I just recently started printing with ABS. I need various parts for my racing quadcopter and since I wanted to print parts that are strong, I decided to try ABS. But I have a problem with thin walls, and I’m not sure if the walls in the model simply are too thin, or if it’s me that can’t get the settings right.

I have tried to print the following model http://www.thingiverse.com/thing:1644765. The distance between mount holes is 30.5mm and the walls are about 1mm thick.

I print with a Wanhao Duplicator 6 (also rebranded as “Monoprice Maker Ultimate 3d printer”) with enclosure. I have tried various combinations of the following settings:

  • Layer resolution: 0.04, 0.08, 0.12, 0.16, 0.20, 0.24
  • Print speed: 20mm, 30mm, 40mm, 50mm, 60mm
  • Temp: 230, 235, 240, 245, 250, 255 degrees
  • Bed temp: 50-115 degrees
  • Fan: Off
  • Distance between nozzle - bed: Various distances

While the main plate itself is VERY strong, I have severe problems making the thinner walls strong. The different settings absolutely do affect layer bonding, that’s for sure. But the walls in the model still break when I apply force, the layer adhesion breaks with a snap.

  1. Are my expectations of ABS are too high? If so, is there another filament better suited for finer prints that need to be strong? PETG?
  2. Are the walls in the model simply too thin to be durable? I don’t expect the walls to be able to take a severe beating, but I’d like the walls to bend instead of snap and break. Is that even possible?
  3. Can budget filament be the cause? I use a fresh roll of LuxorParts ABS that I could get fairly cheap in a local store.

I could of course make my own model, with thicker walls. But that would leave this question hanging over me. So before I move on, I’d like to know why my expectations doesn’t meet reality.

hi, I don’t think it’s “matter of material” but it all depends on fdm technology, I guess.
single layers can bond perfectly together but they still remain layers so the walls won’t ever behave like a single, solid piece of plastic.

it’s like a brick wall, it does stand up and looks pretty solid, but since there is no vertical strenght it won’t bear horizontal forces as well, even though you put a lot of concrete in between any layer

if what I think is right the answer to your question is no, your expectation on ABS are not too high.

But your expectation about fdm probably are.

hope this can help

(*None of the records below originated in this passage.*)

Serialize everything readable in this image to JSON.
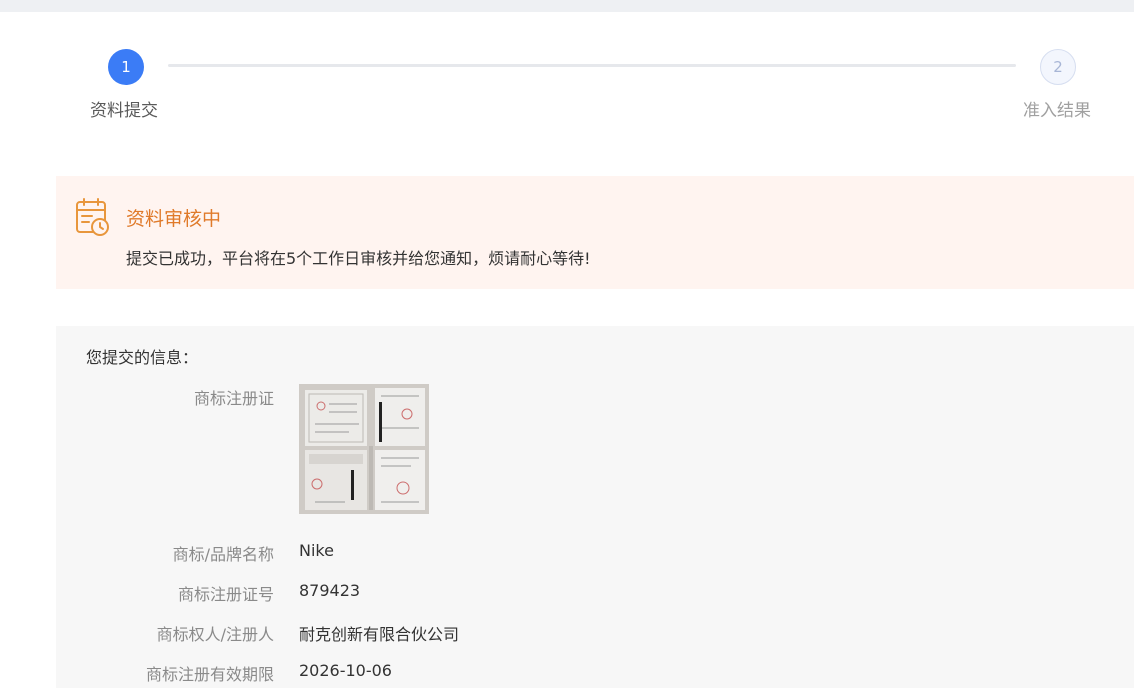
{
  "steps": [
    {
      "number": "1",
      "label": "资料提交",
      "state": "active"
    },
    {
      "number": "2",
      "label": "准入结果",
      "state": "pending"
    }
  ],
  "notice": {
    "icon": "calendar-clock-icon",
    "title": "资料审核中",
    "text": "提交已成功，平台将在5个工作日审核并给您通知，烦请耐心等待!"
  },
  "info": {
    "heading": "您提交的信息：",
    "fields": [
      {
        "label": "商标注册证",
        "value": ""
      },
      {
        "label": "商标/品牌名称",
        "value": "Nike"
      },
      {
        "label": "商标注册证号",
        "value": "879423"
      },
      {
        "label": "商标权人/注册人",
        "value": "耐克创新有限合伙公司"
      },
      {
        "label": "商标注册有效期限",
        "value": "2026-10-06"
      }
    ]
  },
  "colors": {
    "primary": "#3b7cf6",
    "notice_bg": "#fff4f0",
    "notice_title": "#e07a2a",
    "panel_bg": "#f7f7f7"
  }
}
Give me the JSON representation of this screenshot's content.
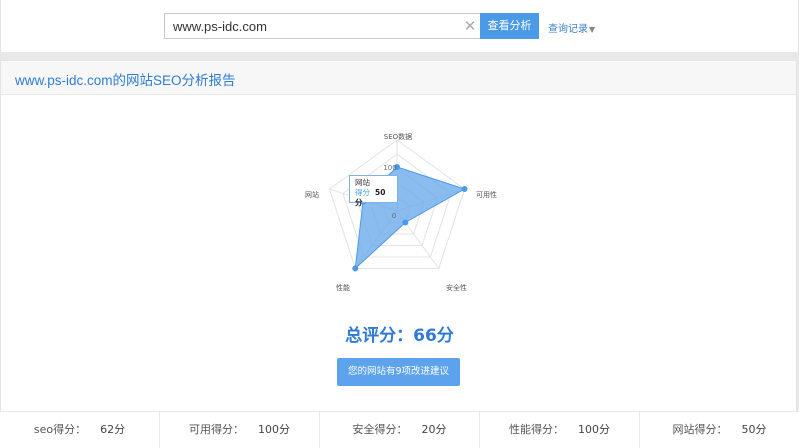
{
  "search": {
    "value": "www.ps-idc.com",
    "button_label": "查看分析",
    "history_label": "查询记录"
  },
  "panel": {
    "title": "www.ps-idc.com的网站SEO分析报告"
  },
  "chart_data": {
    "type": "radar",
    "axes": [
      "SEO数据",
      "可用性",
      "安全性",
      "性能",
      "网站"
    ],
    "series": [
      {
        "values": [
          62,
          100,
          20,
          100,
          50
        ]
      }
    ],
    "range": [
      0,
      100
    ],
    "tick_labels": [
      "100",
      "0"
    ],
    "grid": true,
    "colors": {
      "fill": "#6aa9ec",
      "stroke": "#4a9ae8",
      "grid": "#e3e3e3"
    }
  },
  "tooltip": {
    "category": "网站",
    "series_label": "得分",
    "value": "50分"
  },
  "summary": {
    "score_text": "总评分：66分",
    "suggest_label": "您的网站有9项改进建议"
  },
  "stats": [
    {
      "label": "seo得分：",
      "value": "62分"
    },
    {
      "label": "可用得分：",
      "value": "100分"
    },
    {
      "label": "安全得分：",
      "value": "20分"
    },
    {
      "label": "性能得分：",
      "value": "100分"
    },
    {
      "label": "网站得分：",
      "value": "50分"
    }
  ],
  "icons": {
    "clear": "close-icon",
    "history_caret": "chevron-down-icon"
  },
  "colors": {
    "accent": "#4a9ae8",
    "link": "#3d82d1",
    "title": "#2f7bd3"
  }
}
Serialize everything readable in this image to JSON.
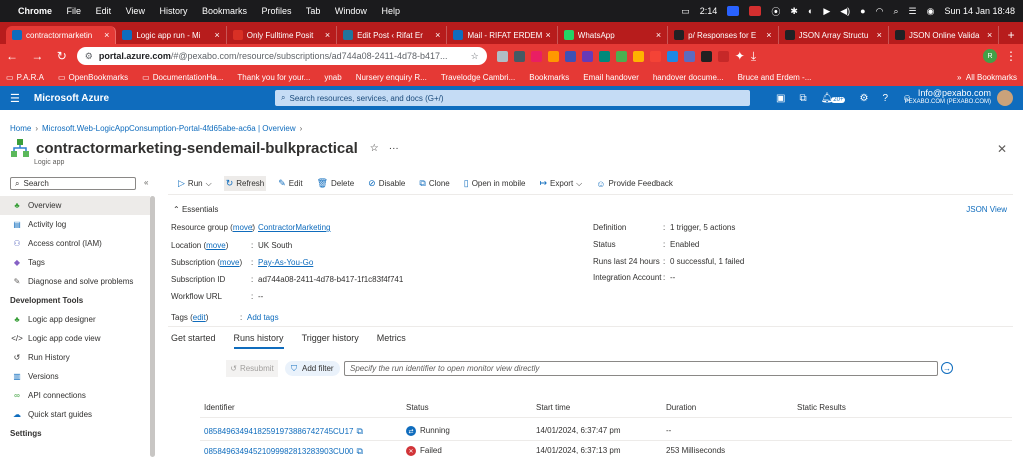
{
  "macbar": {
    "app": "Chrome",
    "menus": [
      "File",
      "Edit",
      "View",
      "History",
      "Bookmarks",
      "Profiles",
      "Tab",
      "Window",
      "Help"
    ],
    "time": "2:14",
    "datetime": "Sun 14 Jan  18:48"
  },
  "tabs": [
    {
      "title": "contractormarketin",
      "color": "#0f6cbd"
    },
    {
      "title": "Logic app run - Mi",
      "color": "#0f6cbd"
    },
    {
      "title": "Only Fulltime Posit",
      "color": "#d93025"
    },
    {
      "title": "Edit Post ‹ Rifat Er",
      "color": "#21759b"
    },
    {
      "title": "Mail - RIFAT ERDEM",
      "color": "#0f6cbd"
    },
    {
      "title": "WhatsApp",
      "color": "#25d366"
    },
    {
      "title": "p/ Responses for E",
      "color": "#202124"
    },
    {
      "title": "JSON Array Structu",
      "color": "#202124"
    },
    {
      "title": "JSON Online Valida",
      "color": "#202124"
    }
  ],
  "address": {
    "host": "portal.azure.com",
    "path": "/#@pexabo.com/resource/subscriptions/ad744a08-2411-4d78-b417..."
  },
  "bookmarks": [
    "P.A.R.A",
    "OpenBookmarks",
    "DocumentationHa...",
    "Thank you for your...",
    "ynab",
    "Nursery enquiry R...",
    "Travelodge Cambri...",
    "Bookmarks",
    "Email handover",
    "handover docume...",
    "Bruce and Erdem -...",
    "All Bookmarks"
  ],
  "azure": {
    "brand": "Microsoft Azure",
    "search_placeholder": "Search resources, services, and docs (G+/)",
    "badge": "20+",
    "account_email": "Info@pexabo.com",
    "account_tenant": "PEXABO.COM (PEXABO.COM)"
  },
  "breadcrumb": {
    "home": "Home",
    "resource": "Microsoft.Web-LogicAppConsumption-Portal-4fd65abe-ac6a | Overview"
  },
  "header": {
    "title": "contractormarketing-sendemail-bulkpractical",
    "subtitle": "Logic app"
  },
  "sidebar": {
    "search_placeholder": "Search",
    "items": [
      {
        "label": "Overview",
        "icon": "logic-app-icon",
        "color": "#3a9f3a",
        "active": true
      },
      {
        "label": "Activity log",
        "icon": "activity-log-icon",
        "color": "#0f6cbd"
      },
      {
        "label": "Access control (IAM)",
        "icon": "people-icon",
        "color": "#5c6bc0"
      },
      {
        "label": "Tags",
        "icon": "tag-icon",
        "color": "#8661c5"
      },
      {
        "label": "Diagnose and solve problems",
        "icon": "wrench-icon",
        "color": "#605e5c"
      }
    ],
    "section1": "Development Tools",
    "dev_items": [
      {
        "label": "Logic app designer",
        "icon": "designer-icon",
        "color": "#3a9f3a"
      },
      {
        "label": "Logic app code view",
        "icon": "code-icon",
        "color": "#323130"
      },
      {
        "label": "Run History",
        "icon": "history-icon",
        "color": "#323130"
      },
      {
        "label": "Versions",
        "icon": "versions-icon",
        "color": "#0f6cbd"
      },
      {
        "label": "API connections",
        "icon": "link-icon",
        "color": "#3a9f3a"
      },
      {
        "label": "Quick start guides",
        "icon": "cloud-icon",
        "color": "#0f6cbd"
      }
    ],
    "section2": "Settings"
  },
  "toolbar": {
    "run": "Run",
    "refresh": "Refresh",
    "edit": "Edit",
    "delete": "Delete",
    "disable": "Disable",
    "clone": "Clone",
    "open_mobile": "Open in mobile",
    "export": "Export",
    "feedback": "Provide Feedback"
  },
  "essentials": {
    "title": "Essentials",
    "json_view": "JSON View",
    "resource_group_label": "Resource group",
    "move": "move",
    "resource_group": "ContractorMarketing",
    "location_label": "Location",
    "location": "UK South",
    "subscription_label": "Subscription",
    "subscription": "Pay-As-You-Go",
    "subscription_id_label": "Subscription ID",
    "subscription_id": "ad744a08-2411-4d78-b417-1f1c83f4f741",
    "workflow_url_label": "Workflow URL",
    "workflow_url": "--",
    "definition_label": "Definition",
    "definition": "1 trigger, 5 actions",
    "status_label": "Status",
    "status": "Enabled",
    "runs_label": "Runs last 24 hours",
    "runs": "0 successful, 1 failed",
    "integration_label": "Integration Account",
    "integration": "--",
    "tags_label": "Tags",
    "edit": "edit",
    "add_tags": "Add tags"
  },
  "tabs2": [
    "Get started",
    "Runs history",
    "Trigger history",
    "Metrics"
  ],
  "runs": {
    "resubmit": "Resubmit",
    "add_filter": "Add filter",
    "input_placeholder": "Specify the run identifier to open monitor view directly",
    "columns": [
      "Identifier",
      "Status",
      "Start time",
      "Duration",
      "Static Results"
    ],
    "rows": [
      {
        "id": "08584963494182591973886742745CU17",
        "status": "Running",
        "start": "14/01/2024, 6:37:47 pm",
        "duration": "--",
        "status_color": "#0f6cbd"
      },
      {
        "id": "08584963494521099982813283903CU00",
        "status": "Failed",
        "start": "14/01/2024, 6:37:13 pm",
        "duration": "253 Milliseconds",
        "status_color": "#d13438"
      }
    ]
  }
}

Check into PETG. It will give more bend on thin walls than ABS and can be a little easier to print with.

For ABS it sounds like you are changing to much to ever get a good print. Start with the basics and change one thing at a time in small steps.

Proper level on bed.

Bed 110 max for first layer then drop a bit to 105 or 100 depending on adhesion and part size. Also let the inside of the enclosure get up to temp. 30c is a good starting point.

Extruder temp, 230 should be good for the most part.

Layers, start at .2 and get it going right.

Speed 2400mm/min is ok.

Now, thin walls. Make sure the thin walls are a multiple of the extrusion width, e.g. a .4 extrusion width does not go into a 1mm wall. You will have a .2 gap.

As wirlybird said, try PETG. But if you want to play with ABS in the meantime, you could try giving the part an acetone vapor bath. This helps smooth the walls and makes layer bonding a bit stronger.

You don’t say anything about the percentage of infill that you are using. I print between 230 and 240 degrees depending on the ABS and color. I would print this model at 100% infill and 40 mm/s (experiment and go up in speed). Use a thicker print setting 0.25 - 0.3 mm depending on your nozzle size (walls bond better with thicker layers). If you are printing at 100% infill I would say that it is a bad grade of resin. ABS is a little brittle but not as brittle as PLA but you should be able to print a usable part at a 1 mm wall thickness. PETG is a very good material and does not produce fumes when you print it but I have to print it hot (250 - 260 deg C). It will take some work to get it to print on your printer. Print PETG slow 25 - 50 mm /s and reduce down your extrusion multiplier to 0.85. I order my filament from Makergeeks (www.makergeeks.com). They have some of the best filament that I have found and it is reasonably priced.